= DATASET EXTRACT =
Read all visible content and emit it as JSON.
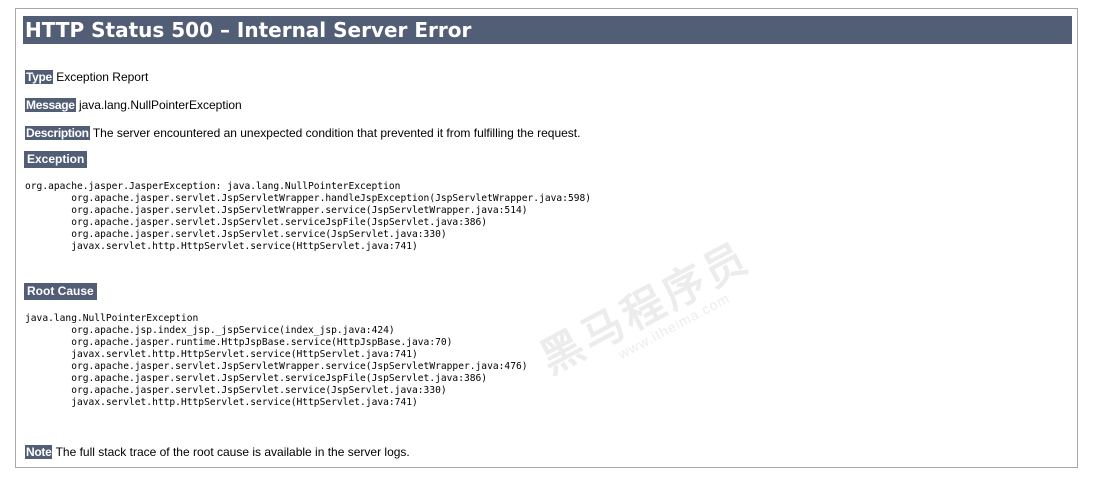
{
  "title": "HTTP Status 500 – Internal Server Error",
  "type": {
    "label": "Type",
    "value": " Exception Report"
  },
  "message": {
    "label": "Message",
    "value": " java.lang.NullPointerException"
  },
  "description": {
    "label": "Description",
    "value": " The server encountered an unexpected condition that prevented it from fulfilling the request."
  },
  "exception": {
    "heading": "Exception",
    "trace": "org.apache.jasper.JasperException: java.lang.NullPointerException\n\torg.apache.jasper.servlet.JspServletWrapper.handleJspException(JspServletWrapper.java:598)\n\torg.apache.jasper.servlet.JspServletWrapper.service(JspServletWrapper.java:514)\n\torg.apache.jasper.servlet.JspServlet.serviceJspFile(JspServlet.java:386)\n\torg.apache.jasper.servlet.JspServlet.service(JspServlet.java:330)\n\tjavax.servlet.http.HttpServlet.service(HttpServlet.java:741)"
  },
  "root_cause": {
    "heading": "Root Cause",
    "trace": "java.lang.NullPointerException\n\torg.apache.jsp.index_jsp._jspService(index_jsp.java:424)\n\torg.apache.jasper.runtime.HttpJspBase.service(HttpJspBase.java:70)\n\tjavax.servlet.http.HttpServlet.service(HttpServlet.java:741)\n\torg.apache.jasper.servlet.JspServletWrapper.service(JspServletWrapper.java:476)\n\torg.apache.jasper.servlet.JspServlet.serviceJspFile(JspServlet.java:386)\n\torg.apache.jasper.servlet.JspServlet.service(JspServlet.java:330)\n\tjavax.servlet.http.HttpServlet.service(HttpServlet.java:741)"
  },
  "note": {
    "label": "Note",
    "value": " The full stack trace of the root cause is available in the server logs."
  },
  "watermark": {
    "text": "黑马程序员",
    "url": "www.itheima.com"
  },
  "colors": {
    "header_bg": "#525d76",
    "header_fg": "#ffffff"
  }
}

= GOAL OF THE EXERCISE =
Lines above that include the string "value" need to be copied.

= EXERCISE SOLUTION =
    "value": " Exception Report"
    "value": " java.lang.NullPointerException"
    "value": " The server encountered an unexpected condition that prevented it from fulfilling the request."
    "value": " The full stack trace of the root cause is available in the server logs."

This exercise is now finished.